In K12 education, cloud computing holds incredible promise for improving efficiency and reducing costs relating to maintenance and installation, particularly in district administrative functions. As more resources move online into the cloud, the need for constantly upgraded software, computers and local servers rapidly erodes, saving time and money. HP is planning cloud computing pilot programs in several school districts in the coming months. Andrew Wright, director of technology for the Brighton (Colo.) School District 27J, uses SaaS (“software as a service,” or cloudbased software) IT asset management program SchoolDude. “We have exact numbers at all times, and the SaaS structure made it fast and easy to implement,” says Wright in comparing the service to other programs. “Cloud computing offers tremendous opportunities for schools to think differently about using software,” says Anthony Salcito, general manager of education at Microsoft. “The cloud enables school administrators to have huge capabilities at their disposal.”
Ironically, however, many administrators are already using the cloud for a variety of district management tasks, usually without realizing that they are in fact standing at the edge of the future.
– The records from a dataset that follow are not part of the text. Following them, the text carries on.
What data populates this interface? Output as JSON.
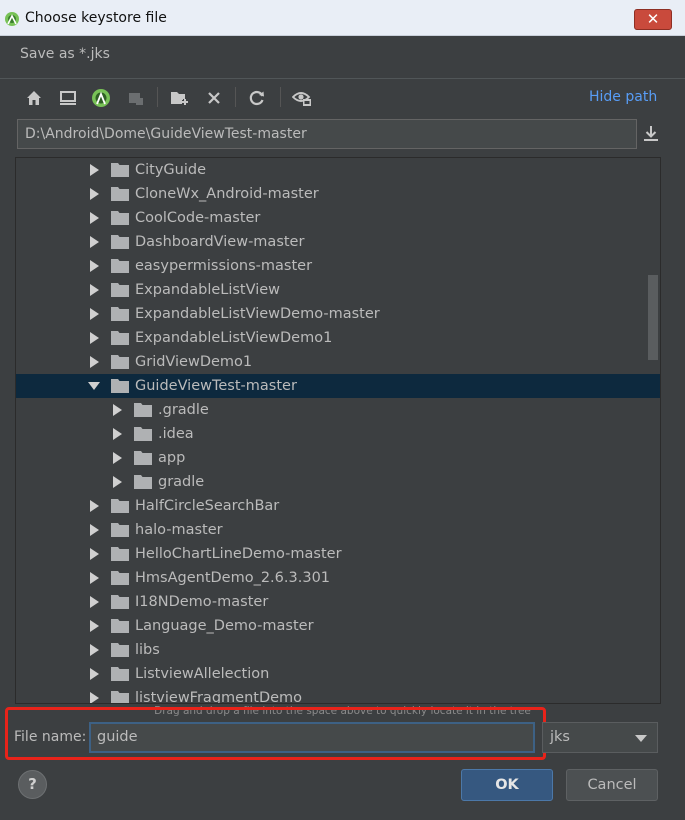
{
  "window": {
    "title": "Choose keystore file",
    "close_glyph": "✕"
  },
  "subtitle": "Save as *.jks",
  "toolbar": {
    "icons": [
      "home-icon",
      "desktop-icon",
      "android-project-icon",
      "module-icon",
      "new-folder-icon",
      "delete-icon",
      "refresh-icon",
      "show-hidden-icon"
    ],
    "hide_path": "Hide path"
  },
  "path": {
    "value": "D:\\Android\\Dome\\GuideViewTest-master"
  },
  "tree": {
    "rows": [
      {
        "label": "CityGuide",
        "depth": 0,
        "expanded": false,
        "selected": false
      },
      {
        "label": "CloneWx_Android-master",
        "depth": 0,
        "expanded": false,
        "selected": false
      },
      {
        "label": "CoolCode-master",
        "depth": 0,
        "expanded": false,
        "selected": false
      },
      {
        "label": "DashboardView-master",
        "depth": 0,
        "expanded": false,
        "selected": false
      },
      {
        "label": "easypermissions-master",
        "depth": 0,
        "expanded": false,
        "selected": false
      },
      {
        "label": "ExpandableListView",
        "depth": 0,
        "expanded": false,
        "selected": false
      },
      {
        "label": "ExpandableListViewDemo-master",
        "depth": 0,
        "expanded": false,
        "selected": false
      },
      {
        "label": "ExpandableListViewDemo1",
        "depth": 0,
        "expanded": false,
        "selected": false
      },
      {
        "label": "GridViewDemo1",
        "depth": 0,
        "expanded": false,
        "selected": false
      },
      {
        "label": "GuideViewTest-master",
        "depth": 0,
        "expanded": true,
        "selected": true
      },
      {
        "label": ".gradle",
        "depth": 1,
        "expanded": false,
        "selected": false
      },
      {
        "label": ".idea",
        "depth": 1,
        "expanded": false,
        "selected": false
      },
      {
        "label": "app",
        "depth": 1,
        "expanded": false,
        "selected": false
      },
      {
        "label": "gradle",
        "depth": 1,
        "expanded": false,
        "selected": false
      },
      {
        "label": "HalfCircleSearchBar",
        "depth": 0,
        "expanded": false,
        "selected": false
      },
      {
        "label": "halo-master",
        "depth": 0,
        "expanded": false,
        "selected": false
      },
      {
        "label": "HelloChartLineDemo-master",
        "depth": 0,
        "expanded": false,
        "selected": false
      },
      {
        "label": "HmsAgentDemo_2.6.3.301",
        "depth": 0,
        "expanded": false,
        "selected": false
      },
      {
        "label": "I18NDemo-master",
        "depth": 0,
        "expanded": false,
        "selected": false
      },
      {
        "label": "Language_Demo-master",
        "depth": 0,
        "expanded": false,
        "selected": false
      },
      {
        "label": "libs",
        "depth": 0,
        "expanded": false,
        "selected": false
      },
      {
        "label": "ListviewAllelection",
        "depth": 0,
        "expanded": false,
        "selected": false
      },
      {
        "label": "listviewFragmentDemo",
        "depth": 0,
        "expanded": false,
        "selected": false
      }
    ]
  },
  "hint": "Drag and drop a file into the space above to quickly locate it in the tree",
  "file_name": {
    "label": "File name:",
    "value": "guide"
  },
  "extension": {
    "selected": "jks"
  },
  "buttons": {
    "help": "?",
    "ok": "OK",
    "cancel": "Cancel"
  },
  "colors": {
    "background": "#3c3f41",
    "selection": "#0d293e",
    "link": "#589df6",
    "ok_button": "#365880",
    "highlight_box": "#e8231a"
  }
}
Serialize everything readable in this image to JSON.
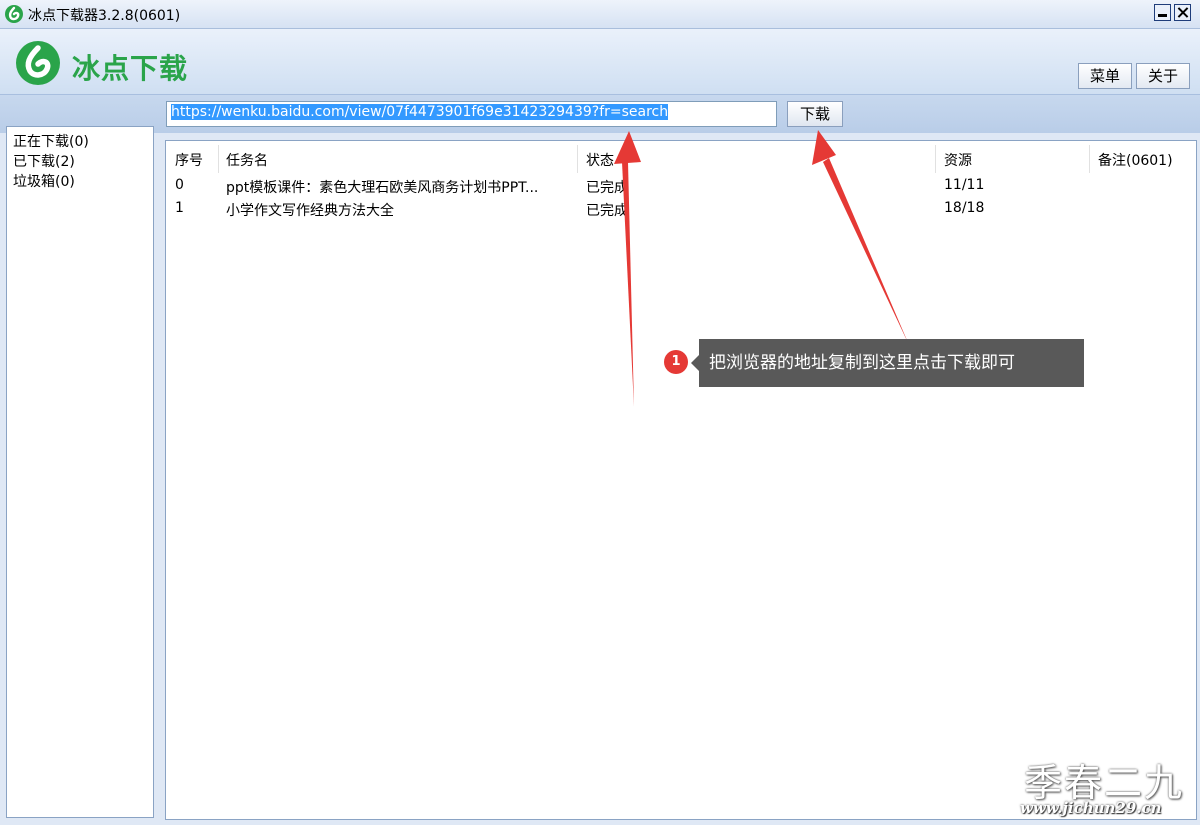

The revolution is just beginning, but administrators will soon see more of their functions becoming cloud-based, not just for convenience and cost savings but out of true necessity. “A lot of existing administrative technology is practically at the breaking point in many school districts,” says Louis Masi, director of global university programs at IBM. “Moving such services into the cloud [instead of relying on local software] enables administrators to use technology more to their advantage, instead of always trying to keep up.”
For more information on district management technology tools heading into the cloud, go to www.districtadministration.com/viewarticlepf.aspx?articleid=2005
Watch Kurt Dyrli’s companion video explaining cloud computing.
Kurt O. Dyrli is products editor.